• _Task to complete_: Exact copies of all the lines below are required.

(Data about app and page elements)

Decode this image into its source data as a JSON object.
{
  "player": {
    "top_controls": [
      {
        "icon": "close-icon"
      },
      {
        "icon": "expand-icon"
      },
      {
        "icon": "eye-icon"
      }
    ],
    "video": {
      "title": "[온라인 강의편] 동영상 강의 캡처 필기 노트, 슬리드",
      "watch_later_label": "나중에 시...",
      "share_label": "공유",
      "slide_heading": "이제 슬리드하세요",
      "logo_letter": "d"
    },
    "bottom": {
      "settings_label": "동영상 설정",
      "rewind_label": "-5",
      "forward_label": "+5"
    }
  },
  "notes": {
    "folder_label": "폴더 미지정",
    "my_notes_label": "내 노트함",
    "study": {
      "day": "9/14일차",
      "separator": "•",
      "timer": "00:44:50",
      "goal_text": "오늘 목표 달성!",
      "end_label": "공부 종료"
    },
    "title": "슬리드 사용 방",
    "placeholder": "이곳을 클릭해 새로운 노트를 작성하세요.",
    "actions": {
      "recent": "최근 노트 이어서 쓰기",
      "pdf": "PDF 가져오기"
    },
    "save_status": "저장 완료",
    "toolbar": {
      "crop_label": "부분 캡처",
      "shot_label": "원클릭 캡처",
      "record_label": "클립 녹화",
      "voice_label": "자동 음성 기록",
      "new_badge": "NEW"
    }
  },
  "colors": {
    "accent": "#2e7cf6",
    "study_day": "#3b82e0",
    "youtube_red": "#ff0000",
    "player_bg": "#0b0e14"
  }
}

• _Response area_:
Decode this image into its source data as a JSON object.
{
  "player": {
    "top_controls": [
      {
        "icon": "close-icon"
      },
      {
        "icon": "expand-icon"
      },
      {
        "icon": "eye-icon"
      }
    ],
    "video": {
      "title": "[온라인 강의편] 동영상 강의 캡처 필기 노트, 슬리드",
      "watch_later_label": "나중에 시...",
      "share_label": "공유",
      "slide_heading": "이제 슬리드하세요",
      "logo_letter": "d"
    },
    "bottom": {
      "settings_label": "동영상 설정",
      "rewind_label": "-5",
      "forward_label": "+5"
    }
  },
  "notes": {
    "folder_label": "폴더 미지정",
    "my_notes_label": "내 노트함",
    "study": {
      "day": "9/14일차",
      "separator": "•",
      "timer": "00:44:50",
      "goal_text": "오늘 목표 달성!",
      "end_label": "공부 종료"
    },
    "title": "슬리드 사용 방",
    "placeholder": "이곳을 클릭해 새로운 노트를 작성하세요.",
    "actions": {
      "recent": "최근 노트 이어서 쓰기",
      "pdf": "PDF 가져오기"
    },
    "save_status": "저장 완료",
    "toolbar": {
      "crop_label": "부분 캡처",
      "shot_label": "원클릭 캡처",
      "record_label": "클립 녹화",
      "voice_label": "자동 음성 기록",
      "new_badge": "NEW"
    }
  },
  "colors": {
    "accent": "#2e7cf6",
    "study_day": "#3b82e0",
    "youtube_red": "#ff0000",
    "player_bg": "#0b0e14"
  }
}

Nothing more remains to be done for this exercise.